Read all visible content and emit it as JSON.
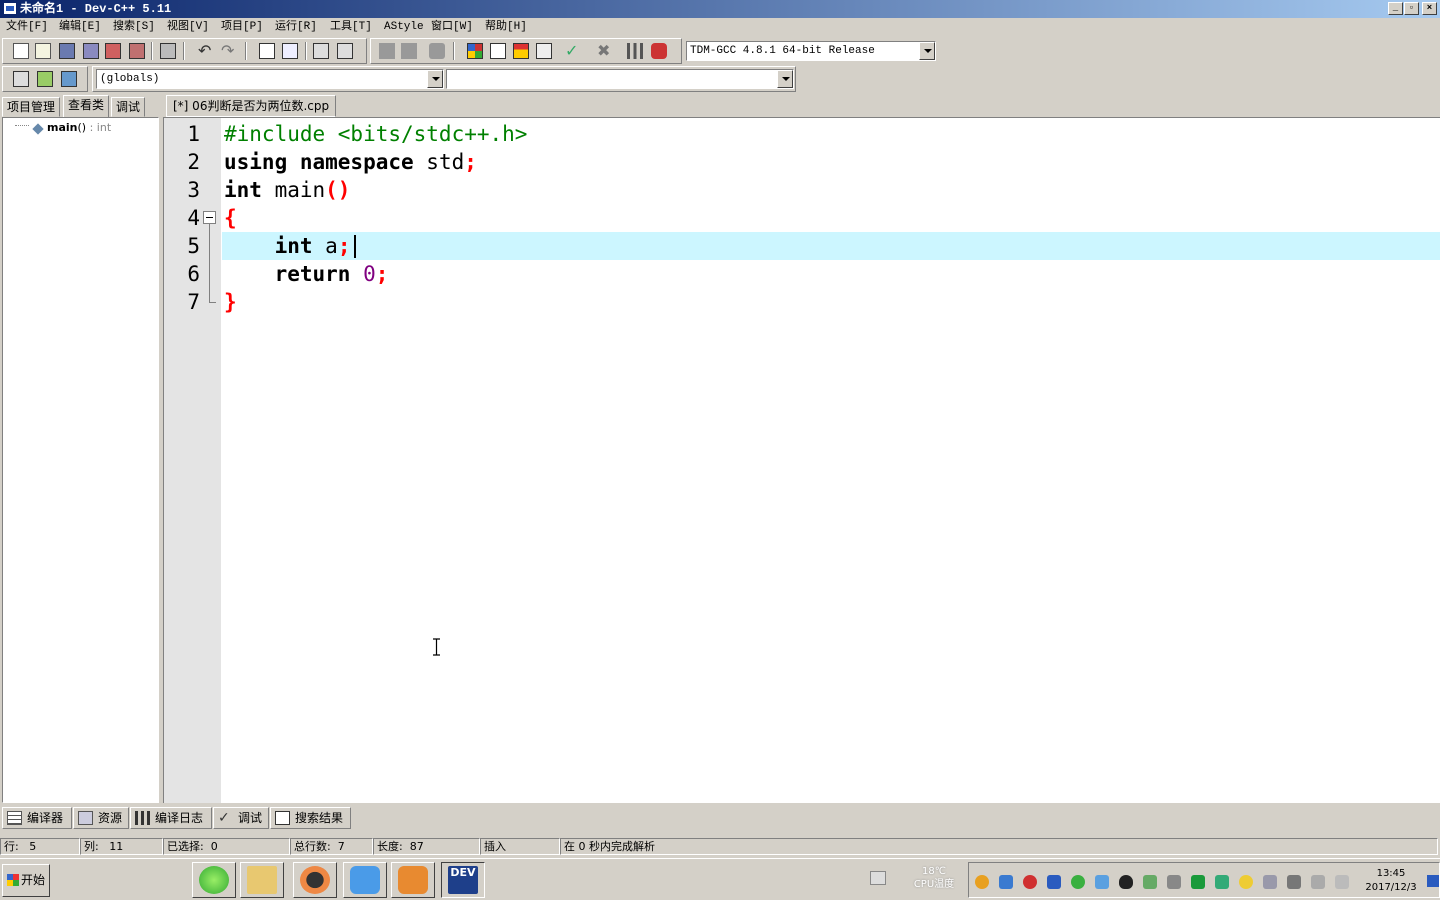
{
  "window": {
    "title": "未命名1 - Dev-C++ 5.11"
  },
  "menu": [
    "文件[F]",
    "编辑[E]",
    "搜索[S]",
    "视图[V]",
    "项目[P]",
    "运行[R]",
    "工具[T]",
    "AStyle",
    "窗口[W]",
    "帮助[H]"
  ],
  "toolbar": {
    "compiler_select": "TDM-GCC 4.8.1 64-bit Release",
    "scope_select": "(globals)",
    "function_select": ""
  },
  "left_panel": {
    "tabs": [
      "项目管理",
      "查看类",
      "调试"
    ],
    "class_tree": [
      {
        "name": "main",
        "paren": "()",
        "type": " : int"
      }
    ]
  },
  "editor": {
    "file_tab": "[*] 06判断是否为两位数.cpp",
    "line_numbers": [
      "1",
      "2",
      "3",
      "4",
      "5",
      "6",
      "7"
    ],
    "lines": [
      {
        "tokens": [
          {
            "t": "#include <bits/stdc++.h>",
            "c": "pp"
          }
        ]
      },
      {
        "tokens": [
          {
            "t": "using namespace",
            "c": "kw"
          },
          {
            "t": " std",
            "c": ""
          },
          {
            "t": ";",
            "c": "sym"
          }
        ]
      },
      {
        "tokens": [
          {
            "t": "int",
            "c": "kw"
          },
          {
            "t": " main",
            "c": ""
          },
          {
            "t": "()",
            "c": "sym"
          }
        ]
      },
      {
        "tokens": [
          {
            "t": "{",
            "c": "sym"
          }
        ]
      },
      {
        "tokens": [
          {
            "t": "    ",
            "c": ""
          },
          {
            "t": "int",
            "c": "kw"
          },
          {
            "t": " a",
            "c": ""
          },
          {
            "t": ";",
            "c": "sym"
          }
        ]
      },
      {
        "tokens": [
          {
            "t": "    ",
            "c": ""
          },
          {
            "t": "return",
            "c": "kw"
          },
          {
            "t": " ",
            "c": ""
          },
          {
            "t": "0",
            "c": "num"
          },
          {
            "t": ";",
            "c": "sym"
          }
        ]
      },
      {
        "tokens": [
          {
            "t": "}",
            "c": "sym"
          }
        ]
      }
    ]
  },
  "bottom_tabs": [
    "编译器",
    "资源",
    "编译日志",
    "调试",
    "搜索结果"
  ],
  "status": {
    "row_label": "行:",
    "row": "5",
    "col_label": "列:",
    "col": "11",
    "sel_label": "已选择:",
    "sel": "0",
    "total_label": "总行数:",
    "total": "7",
    "len_label": "长度:",
    "len": "87",
    "mode": "插入",
    "message": "在 0 秒内完成解析"
  },
  "taskbar": {
    "start_label": "开始",
    "temperature": "18℃",
    "temp_label": "CPU温度",
    "time": "13:45",
    "date": "2017/12/3"
  },
  "colors": {
    "current_line": "#ccf6ff",
    "preprocessor": "#008000",
    "symbol": "#ff0000",
    "number": "#800080",
    "titlebar": "#0a246a"
  }
}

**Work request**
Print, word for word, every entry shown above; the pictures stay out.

**Output for this exercise**
Read all visible content and emit it as JSON.
{
  "window": {
    "title": "未命名1 - Dev-C++ 5.11"
  },
  "menu": [
    "文件[F]",
    "编辑[E]",
    "搜索[S]",
    "视图[V]",
    "项目[P]",
    "运行[R]",
    "工具[T]",
    "AStyle",
    "窗口[W]",
    "帮助[H]"
  ],
  "toolbar": {
    "compiler_select": "TDM-GCC 4.8.1 64-bit Release",
    "scope_select": "(globals)",
    "function_select": ""
  },
  "left_panel": {
    "tabs": [
      "项目管理",
      "查看类",
      "调试"
    ],
    "class_tree": [
      {
        "name": "main",
        "paren": "()",
        "type": " : int"
      }
    ]
  },
  "editor": {
    "file_tab": "[*] 06判断是否为两位数.cpp",
    "line_numbers": [
      "1",
      "2",
      "3",
      "4",
      "5",
      "6",
      "7"
    ],
    "lines": [
      {
        "tokens": [
          {
            "t": "#include <bits/stdc++.h>",
            "c": "pp"
          }
        ]
      },
      {
        "tokens": [
          {
            "t": "using namespace",
            "c": "kw"
          },
          {
            "t": " std",
            "c": ""
          },
          {
            "t": ";",
            "c": "sym"
          }
        ]
      },
      {
        "tokens": [
          {
            "t": "int",
            "c": "kw"
          },
          {
            "t": " main",
            "c": ""
          },
          {
            "t": "()",
            "c": "sym"
          }
        ]
      },
      {
        "tokens": [
          {
            "t": "{",
            "c": "sym"
          }
        ]
      },
      {
        "tokens": [
          {
            "t": "    ",
            "c": ""
          },
          {
            "t": "int",
            "c": "kw"
          },
          {
            "t": " a",
            "c": ""
          },
          {
            "t": ";",
            "c": "sym"
          }
        ]
      },
      {
        "tokens": [
          {
            "t": "    ",
            "c": ""
          },
          {
            "t": "return",
            "c": "kw"
          },
          {
            "t": " ",
            "c": ""
          },
          {
            "t": "0",
            "c": "num"
          },
          {
            "t": ";",
            "c": "sym"
          }
        ]
      },
      {
        "tokens": [
          {
            "t": "}",
            "c": "sym"
          }
        ]
      }
    ]
  },
  "bottom_tabs": [
    "编译器",
    "资源",
    "编译日志",
    "调试",
    "搜索结果"
  ],
  "status": {
    "row_label": "行:",
    "row": "5",
    "col_label": "列:",
    "col": "11",
    "sel_label": "已选择:",
    "sel": "0",
    "total_label": "总行数:",
    "total": "7",
    "len_label": "长度:",
    "len": "87",
    "mode": "插入",
    "message": "在 0 秒内完成解析"
  },
  "taskbar": {
    "start_label": "开始",
    "temperature": "18℃",
    "temp_label": "CPU温度",
    "time": "13:45",
    "date": "2017/12/3"
  },
  "colors": {
    "current_line": "#ccf6ff",
    "preprocessor": "#008000",
    "symbol": "#ff0000",
    "number": "#800080",
    "titlebar": "#0a246a"
  }
}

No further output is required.